However,repeated listening to the two versions does highlight important differences,some of which - the choice of soloists for example - may be largely down to personal taste.Peter Kooy (bass) has been consistently part of Herreweghe's line-up for many years,and his performances can always be expected to produce singing of heart-felt commitment and faultless technique.Kooy in fact appears on both versions,the only difference being that he shares the lower voice honours with Hanno Muller-Brachmann in the later version.No tantalising choices to be made there then.In fact the only soloist from the version under review who would emphatically be my first choice is the principal soprano Barbara Schlick.That is not in any way to question the quality of Johannette Zomer's contribution,but Schlick for me is the unique Bach soprano of our time, and if for no other reason,might persuade others to reach for this version - even if they already possess the later one.For all the technical solidity of Charles Brett (alto),he is simply no match for the incomparable Andreas Scholl whose rendition of the Agnus Dei in the later version is simply sublime,notwithstanding some rather curiously inconsistent Latin pronunciation.As for the tenor part,who would want to choose between Howard Crook and Christoph Pregardien,except that some may find more beauty of tone in the latter's performance.
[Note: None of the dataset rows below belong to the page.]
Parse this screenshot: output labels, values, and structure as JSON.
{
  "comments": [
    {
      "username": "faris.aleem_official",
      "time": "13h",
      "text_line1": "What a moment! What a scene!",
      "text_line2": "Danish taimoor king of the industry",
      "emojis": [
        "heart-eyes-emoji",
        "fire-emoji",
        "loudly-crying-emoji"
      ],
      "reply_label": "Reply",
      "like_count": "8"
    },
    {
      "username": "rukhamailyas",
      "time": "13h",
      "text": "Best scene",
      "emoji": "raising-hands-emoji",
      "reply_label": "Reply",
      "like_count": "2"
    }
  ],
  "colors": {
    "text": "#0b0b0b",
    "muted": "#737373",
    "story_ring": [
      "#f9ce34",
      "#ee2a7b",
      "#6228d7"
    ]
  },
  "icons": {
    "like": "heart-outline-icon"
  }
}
So,where does that leave us?This first recording of Herreweghe's is certainly full of charm and a kind of innocence, and for those qualities alone is probably worth having.However,by the time Herreweghe's Ghent forces tackled this masterpiece for a second time,one senses that we have a consummation of all that the Belgian master had learned during years of study and practice.One only has to listen to the richness of the instrumental and choral textures to appreciate that not everything is down to superior recording.Perhaps most telling of all,though,is the ethereal qualities which Herreweghe achieves in the choruses - qualities which this mystical masterpiece demands but which are rarely heard.
For Bach/Herreweghe afficionados,then this first version is well worth having - especially at this ridiculously low price - but not in preference to the later one which, for this reviewer at least,is one of the miracles in the history of recorded music.